In this case, is the CUDA device memory properly cleaned up after this leaky program has exited? Or does this leak persist even after the demise of the program and cause problems/slowups for later CUDA programs?
The reason I ask this is because I’m sometimes executing my code many times, single stepping through the host code and such. And suddenly on some invocation, the CUDA program starts to freeze up and then come back to normal after a few seconds. A few invocations after this, the CUDA program totally freezes the computer leaving me no choice but to reboot.
The only way I can explain this slow transition from normality to freezing up is if either me or the graphics driver is leaking memory on the device somehow over many invocations.
I’ve killed many processes doing CUDA work in a row, and not seen a leak. One thing to check is that the processes are actually dead. If you are building up an accumulation of zombie processes, they might continue to hold onto memory on the device even though they are not doing anything.
This doesn’t seem to be quite that clear cut. I’ve seen many instances where my allocated memory didn’t get free’d after a crash (or after I forgot to free it myself). A good general practice is to use cuMemGetInfo at the end of program to see if everything shut down nicely. (You might think “Hey, why not do it first thing when I start up?” Well, turns out that this is only returns the proper amount of free memory after the context is up, which may not be when I think it is, if you’re using the RT)
Coming back to the original problem: When the device almost runs out of memory, it can happen that it simply dies. I’m seeing this in some situations where I still have something like 8MB of VRAM unallocated and as soon as I start my kernel, the computer freezes. This is with valgrind-verified code, BTW.

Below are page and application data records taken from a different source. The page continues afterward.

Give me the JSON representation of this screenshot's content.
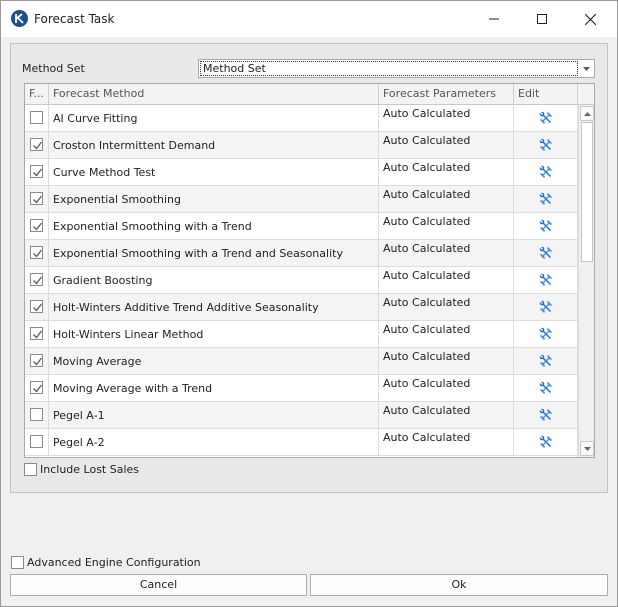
{
  "window": {
    "title": "Forecast Task"
  },
  "method_set": {
    "label": "Method Set",
    "value": "Method Set"
  },
  "grid": {
    "headers": {
      "check": "F...",
      "method": "Forecast Method",
      "params": "Forecast Parameters",
      "edit": "Edit"
    },
    "rows": [
      {
        "checked": false,
        "method": "AI Curve Fitting",
        "params": "Auto Calculated"
      },
      {
        "checked": true,
        "method": "Croston Intermittent Demand",
        "params": "Auto Calculated"
      },
      {
        "checked": true,
        "method": "Curve Method Test",
        "params": "Auto Calculated"
      },
      {
        "checked": true,
        "method": "Exponential Smoothing",
        "params": "Auto Calculated"
      },
      {
        "checked": true,
        "method": "Exponential Smoothing with a Trend",
        "params": "Auto Calculated"
      },
      {
        "checked": true,
        "method": "Exponential Smoothing with a Trend and Seasonality",
        "params": "Auto Calculated"
      },
      {
        "checked": true,
        "method": "Gradient Boosting",
        "params": "Auto Calculated"
      },
      {
        "checked": true,
        "method": "Holt-Winters Additive Trend Additive Seasonality",
        "params": "Auto Calculated"
      },
      {
        "checked": true,
        "method": "Holt-Winters Linear Method",
        "params": "Auto Calculated"
      },
      {
        "checked": true,
        "method": "Moving Average",
        "params": "Auto Calculated"
      },
      {
        "checked": true,
        "method": "Moving Average with a Trend",
        "params": "Auto Calculated"
      },
      {
        "checked": false,
        "method": "Pegel A-1",
        "params": "Auto Calculated"
      },
      {
        "checked": false,
        "method": "Pegel A-2",
        "params": "Auto Calculated"
      }
    ]
  },
  "include_lost_sales": {
    "label": "Include Lost Sales",
    "checked": false
  },
  "advanced_engine": {
    "label": "Advanced Engine Configuration",
    "checked": false
  },
  "buttons": {
    "cancel": "Cancel",
    "ok": "Ok"
  },
  "colors": {
    "accent": "#1f6fc8",
    "titlebar": "#ffffff",
    "panel": "#e8e8e8"
  },
  "icons": {
    "edit": "tools-icon",
    "app": "app-logo-icon"
  }
}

I used to have other weird "depends on the lunar phase’ kind of bugs with my 8600GT, which I was never able to attribute to anything. Sometimes, I would simply get repeated unspecified launch errors. Rebooting would always help, sometimes running another kernel was enough… It was serious voodoo-stuff. I considered getting some rubber chickens to sacrifice to the damn thing.
We’ve documented this behavior in other threads, and also (through the help of tmurray) found that all hardware released after (and including) Tesla C1060 does not exhibit the problem. It is an extremely rare, but extraordinarily annoying problem.

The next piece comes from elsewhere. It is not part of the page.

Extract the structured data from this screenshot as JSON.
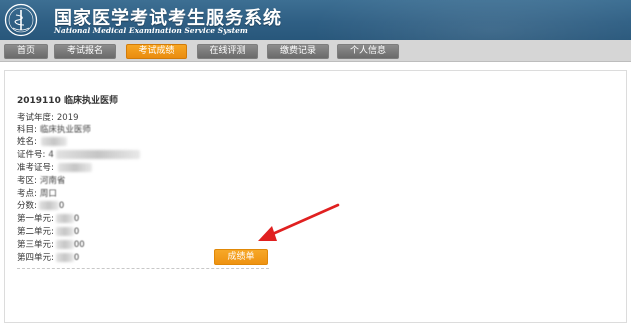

Could you do a bandwidthtest for me? I am considering to replace all PC’s at my work with 285-equipped boxes. Good experiences are certainly recomforting before placing the order (as are very nice bandwidth numbers ;))
Sure. But be aware that I’m not on a PCIE 2.0 board. So Host<->Device is severely gimped. The one thing that is annoying about the card (and all 2xx cards) is that the profiler doesn’t tell you the number of uncoalesced memory accesses any more.
Other than that, it’s a really nice and fast piece of hardware.
Yes, but where before it was a boolean (coalesced or not) in 1.2 or higher devices you would need to have an indication of how many memory transactions were issued. Because a previously uncoalesced access can in >=1.2 generate between 1 and 16 transactions.